***** PROVIDED RECORDS
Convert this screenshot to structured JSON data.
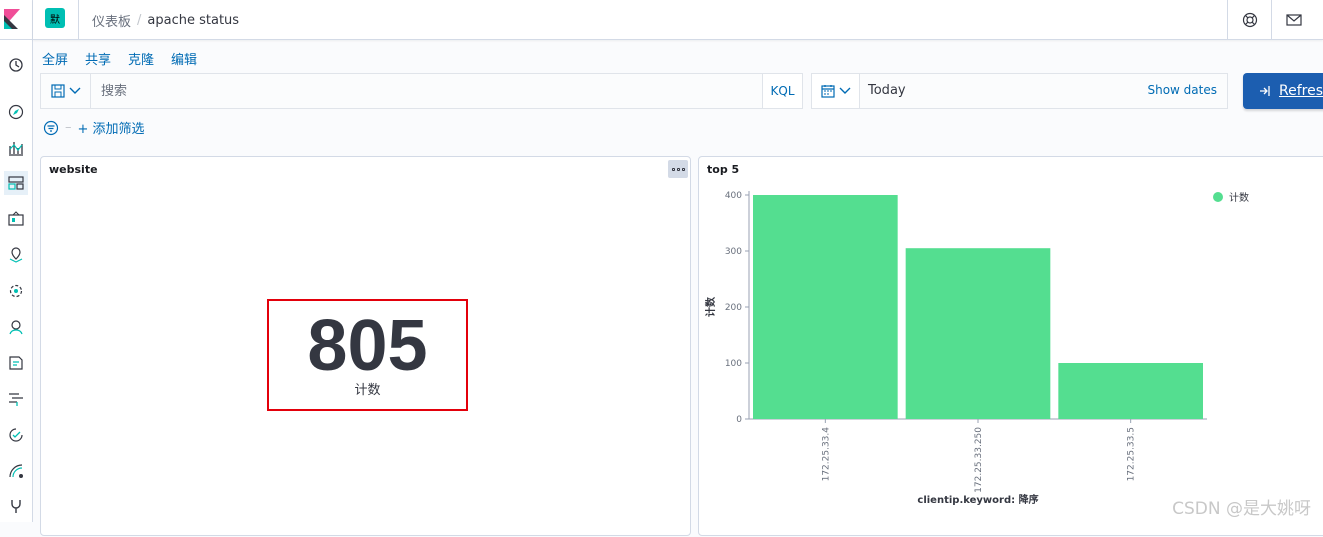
{
  "header": {
    "space_initial": "默",
    "breadcrumbs": [
      "仪表板",
      "apache status"
    ]
  },
  "top_menu": [
    "全屏",
    "共享",
    "克隆",
    "编辑"
  ],
  "query": {
    "placeholder": "搜索",
    "language": "KQL"
  },
  "date": {
    "value": "Today",
    "show_dates": "Show dates"
  },
  "refresh_label": "Refresh",
  "filter": {
    "add_label": "+ 添加筛选"
  },
  "panels": {
    "website": {
      "title": "website",
      "metric_value": "805",
      "metric_label": "计数"
    },
    "top5": {
      "title": "top 5"
    }
  },
  "chart_data": {
    "type": "bar",
    "title": "top 5",
    "categories": [
      "172.25.33.4",
      "172.25.33.250",
      "172.25.33.5"
    ],
    "series": [
      {
        "name": "计数",
        "values": [
          400,
          305,
          100
        ]
      }
    ],
    "xlabel": "clientip.keyword: 降序",
    "ylabel": "计数",
    "ylim": [
      0,
      400
    ],
    "yticks": [
      0,
      100,
      200,
      300,
      400
    ],
    "legend": "top-right",
    "color": "#54de90"
  },
  "watermark": "CSDN @是大姚呀"
}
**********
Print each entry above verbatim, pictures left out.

Convert this screenshot to structured JSON data.
{
  "header": {
    "space_initial": "默",
    "breadcrumbs": [
      "仪表板",
      "apache status"
    ]
  },
  "top_menu": [
    "全屏",
    "共享",
    "克隆",
    "编辑"
  ],
  "query": {
    "placeholder": "搜索",
    "language": "KQL"
  },
  "date": {
    "value": "Today",
    "show_dates": "Show dates"
  },
  "refresh_label": "Refresh",
  "filter": {
    "add_label": "+ 添加筛选"
  },
  "panels": {
    "website": {
      "title": "website",
      "metric_value": "805",
      "metric_label": "计数"
    },
    "top5": {
      "title": "top 5"
    }
  },
  "chart_data": {
    "type": "bar",
    "title": "top 5",
    "categories": [
      "172.25.33.4",
      "172.25.33.250",
      "172.25.33.5"
    ],
    "series": [
      {
        "name": "计数",
        "values": [
          400,
          305,
          100
        ]
      }
    ],
    "xlabel": "clientip.keyword: 降序",
    "ylabel": "计数",
    "ylim": [
      0,
      400
    ],
    "yticks": [
      0,
      100,
      200,
      300,
      400
    ],
    "legend": "top-right",
    "color": "#54de90"
  },
  "watermark": "CSDN @是大姚呀"
}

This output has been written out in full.